The way I want to do things is really quite different. To start with, I want to work with a local manufacturer. Local is a bit vague right now, it either means European as manufacturing in Denmark would be far too expensive and virtually impossible for a small company with little-to-no money and small production runs, or US-based. I know, the US can’t be considered local by any stretch, but it may very well be by the time things are concrete and have reached the manufacturing stage. In any case, what’s paramount, are the ethics of the people running the company and the working conditions of the people working there.
I also want to know who the clothes are made for. Yes, they will be designed, just like any other designer tends to, with a target audience in mind, rather than specific individuals. But I do however want to go into the manufacturing stage for actual people. I’ll explain how I plan on doing that in more detail over the next point.

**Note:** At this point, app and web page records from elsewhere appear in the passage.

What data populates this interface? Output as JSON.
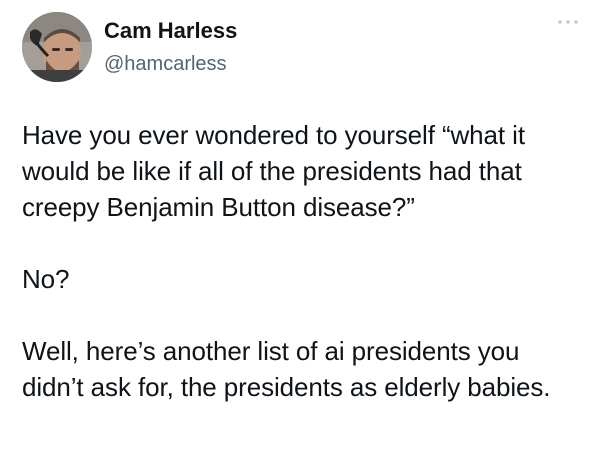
{
  "author": {
    "display_name": "Cam Harless",
    "handle": "@hamcarless",
    "avatar_icon": "profile-photo"
  },
  "menu": {
    "icon": "more-dots-icon"
  },
  "tweet": {
    "paragraphs": [
      "Have you ever wondered to yourself “what it would be like if all of the presidents had that creepy Benjamin Button disease?”",
      "No?",
      "Well, here’s another list of ai presidents you didn’t ask for, the presidents as elderly babies."
    ]
  },
  "colors": {
    "text": "#0f1419",
    "secondary": "#536471",
    "background": "#ffffff"
  }
}
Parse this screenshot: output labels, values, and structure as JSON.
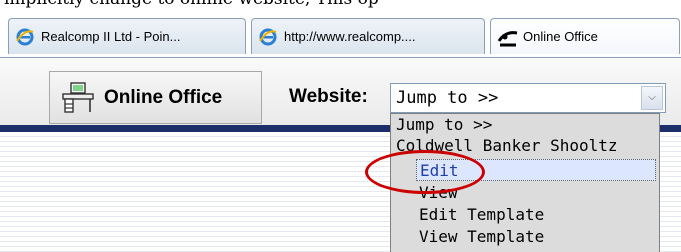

Getting rid of the wasteful and anonymous pre-production process
On top of its anonymity, one thing I’d like to change, is the guess work that comes from the pre-production process. The vast majority of apparel companies estimate how much they will sell of each piece. We all know this leads to huge stock, and potential waste of money, let alone resources.
What I’d like to do to is to completely turn the way things are done. My plan is for each item to be available as pre-orders. So once the collection comes out, one can pre-order any piece one wants up to a certain date. Then and only then do we send the collection to be manufactured. This means we would only be producing/making the amount of clothes and sizes that will go to customers. Each item is made for a person, and for that person only, making the process a person to person one.
Yes, that means that items are only available for a limited amount of time; once the pre-ordering phase is over, it isn’t possible to order any more, unless there are returns. And customers who ordered come first for size exchanges. Yes, this limits sales and cash flow, but, as little business-minded as it may sound, money isn’t why I want to start Farandine. I want to create an ethical, respectful, human label and clothes that are desirable, period.
That’s it for the first two points, if anything is unclear or you have questions, please don’t hesitate to ask. I want to be as transparent as possible.